An amateur metal detectorist has uncovered an incredibly well-preserved brooch that may have belonged to a Roman soldier on a hill farm in the Yorkshire Dales.

The brooch (inset) was found on Hill Top Farm, near Malham
The brooch (inset) was found on Hill Top Farm, near Malham

Kevin Woods, who also runs a historic building restoration firm, has been detecting since childhood and was invited to Hill Top Farm, near Malham, by owners the Heseltine family, who have farmed the land for four generations.

Mr Woods' equipment unearthed the trumpet brooch - thought to date from the reign of Emperor Hadrian - just four inches beneath the surface of a stony field.

Sign up to our daily newsletter

The jewel was in such excellent condition that it has been compared to similar objects on display in museums in Rome itself.

Although the find is not itself unusual and is worth little more than £60, Mr Woods has mainly come across fragments of trumpet brooches before and it is rarer to discover one intact and undamaged.

The artefact has been woven into a fascinating narrative about the Roman conquest of the Dales over 2,000 years ago, when the region was still the 'frontier' as the occupiers tried to subdue native tribes further north.

Mr Woods believes it could have been used by a Roman soldier to fasten his cloak with, as there was a marching camp large enough for an entire legion near Malham, which was used as a resting point along the route to Hadrian's Wall.

"It dates from the first century AD. It's like an ancient safety pin really, and ones this size were usually used by soldiers. It's a really nice one that's in great condition. I think because the farmer doesn't use pesticides and the soil is sandy, it has kept better.

"It's actually quite common to find them in ploughed fields, but they're normally smashed to bits."

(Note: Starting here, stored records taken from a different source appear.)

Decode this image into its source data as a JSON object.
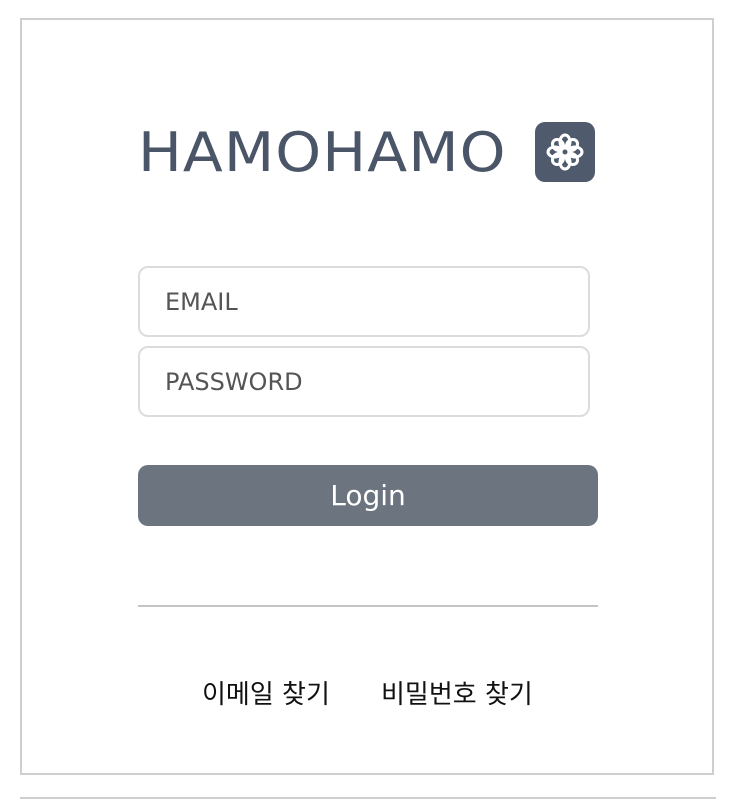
{
  "brand": {
    "name": "HAMOHAMO",
    "logo_icon": "flower-icon",
    "text_color": "#4a5568",
    "badge_color": "#4f5b6d"
  },
  "form": {
    "email_placeholder": "EMAIL",
    "password_placeholder": "PASSWORD",
    "login_label": "Login",
    "button_color": "#6c747f"
  },
  "links": {
    "find_email": "이메일 찾기",
    "find_password": "비밀번호 찾기"
  }
}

As the brooch is not valuable, there is unlikely to be a treasure inquest, although Mr Woods has reported the find to the government and may donate it to a local museum.

Although the discovery greatly excited the Heseltine family, for Mr Woods, it is relatively small beer, and he instead sees its value in building up a bigger picture about the Roman presence in the area.

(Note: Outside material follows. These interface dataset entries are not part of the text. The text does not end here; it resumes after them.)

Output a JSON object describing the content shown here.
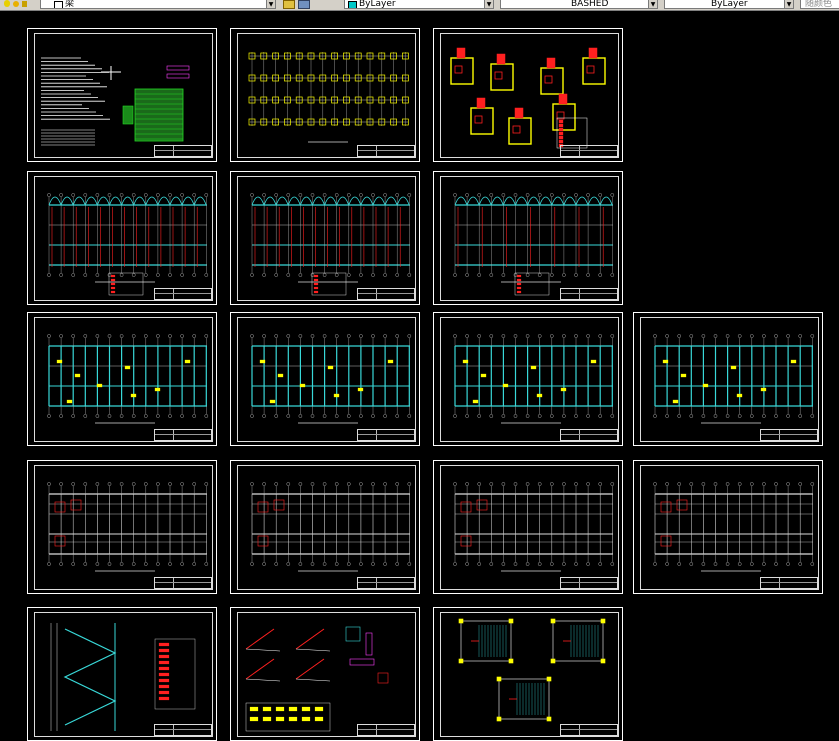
{
  "toolbar": {
    "layer_name": "梁",
    "color_value": "ByLayer",
    "linetype_value": "BASHED",
    "lineweight_value": "ByLayer",
    "plotstyle_value": "随颜色"
  },
  "colors": {
    "background": "#000000",
    "frame": "#ffffff",
    "cyan": "#38d8d8",
    "yellow": "#ffff00",
    "red": "#ff2020",
    "green": "#22dd22",
    "magenta": "#ff40ff"
  },
  "icons": [
    "layer-state-icon",
    "lightbulb-icon",
    "sun-icon",
    "lock-icon",
    "layer-color-icon",
    "layer-manager-icon",
    "color-swatch-icon",
    "chevron-down-icon"
  ],
  "sheets": [
    {
      "kind": "notes"
    },
    {
      "kind": "foundation_plan"
    },
    {
      "kind": "foundation_details"
    },
    {
      "kind": "column_plan"
    },
    {
      "kind": "column_plan"
    },
    {
      "kind": "column_plan"
    },
    {
      "kind": "beam_plan"
    },
    {
      "kind": "beam_plan"
    },
    {
      "kind": "beam_plan"
    },
    {
      "kind": "beam_plan"
    },
    {
      "kind": "slab_plan"
    },
    {
      "kind": "slab_plan"
    },
    {
      "kind": "slab_plan"
    },
    {
      "kind": "slab_plan"
    },
    {
      "kind": "stair_section"
    },
    {
      "kind": "stair_details"
    },
    {
      "kind": "stair_plans"
    }
  ]
}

He has previously found Bronze Age spears and daggers, a Roman ball, and even an entire burial ground at Arncliffe, which then became the subject of a funded archaeological dig.

He has discovered the remains of what he believes is a Roman farmhouse and blacksmith's shop in the same valley, and found Civil War musketry when he was allowed to use his metal detector on the site of Skipton Castle.

"It's not gold and silver, but it helps to tell the story. Detecting is just a hobby for me - maybe one day I'll hit the jackpot!"

The brooch's identity was confirmed by York Museums Trust archaeologist Rebecca Griffiths, who is also the finds liaison officer for North Yorkshire.